The Saints also struggled to run the ball against Washington's stout defensive line, finishing with a season-low 55 yards rushing.
Statistical trends pointed to the end of the Saints' remarkable unbeaten run. Yet New Orleans benefited from an array of unusual plays to stay within striking distance.
First there was a New Orleans punt that hit Washington's Kevin Barnes on the back. New Orleans recovered at the Redskins 41.
Several plays later, Brees was intercepted by Kareem Moore, but Meachem tracked Moore down, stripped the ball, then grabbed it and ran for a touchdown. Although that play represented the most unusual TD the Saints have scored all season, Payton held it up as a prime example of why he doesn't want to hear about luck.
"When you look at Robert Meachem's play, I don't want to discredit his hustle and the effort a guy makes on a play like that," Payton said. "I don't want to take away from the effort and the plays that guys made."

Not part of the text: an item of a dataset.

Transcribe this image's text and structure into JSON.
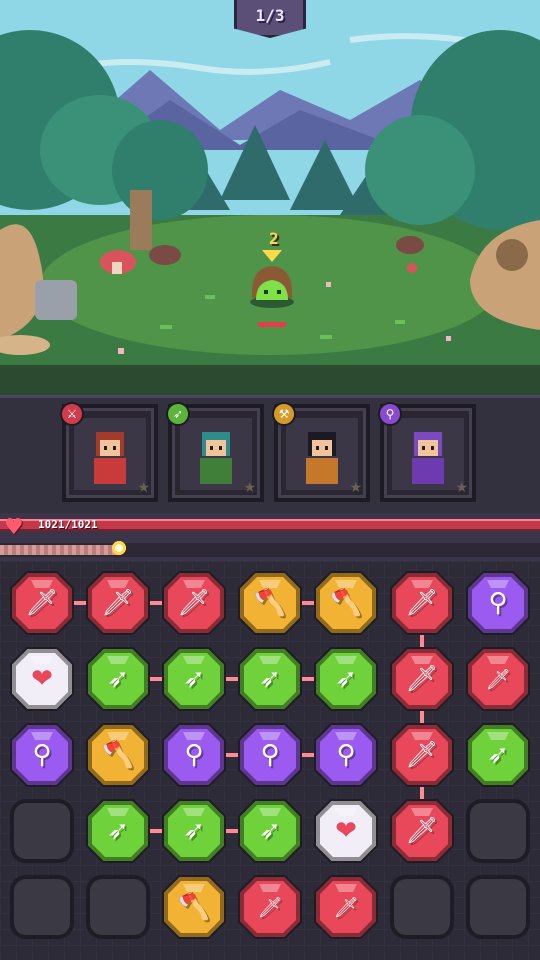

Payton credited the offensive line for giving Brees time on to throw the long TD pass to Meachem, as well as an earlier long scoring strike to Marques Colston. Payton cited cornerback Chris McAlister's hit in overtime that forced a fumble by Washington's Mike Sellers. McAlister scrambled to scoop up the ball even though officials blew the play dead, ruling that Sellers was down.
As Washington lined up for the next play, Payton called timeout because coaches cannot challenge plays in overtime.
"All I was trying to do was slow down that process and hopefully give someone a chance to look at that closely," Payton explained. "Fortunately, they were able to take a peek."
The call on the field was overturned, and the Saints, after losing the coin toss to start overtime, suddenly had the ball on the edge of field goal range.
For the previous 42 years of the Saints' existence, improbable events on the field usually benefited New Orleans' opponents.
There may be no better example from recent history than "River City Relay" in December 2003. The Saints used a downfield pass and three laterals to score a potential game-tying, 75-yard touchdown on the final play of regulation, only to miss the extra point in a 20-19 loss.
Last season, New Orleans lost five games by three or fewer points.
The 2009 Saints are different. The victory at Washington marked their second significant comeback on the road. They also roared back from a 21-point deficit at Miami in Week 7.
When these Saints return from road games, thousands of fans line road outside the airport to welcome them back and celebrate their latest win, as they did Sunday night.
Bell, who was riding with a teammate, rolled his window down, shouted "Who dat!" and reached out to exchange high-fives.
"I've never been a part of anything so great," Bell said. "I want to share with the fans how special this is."
Copyright 2009 by The Associated Press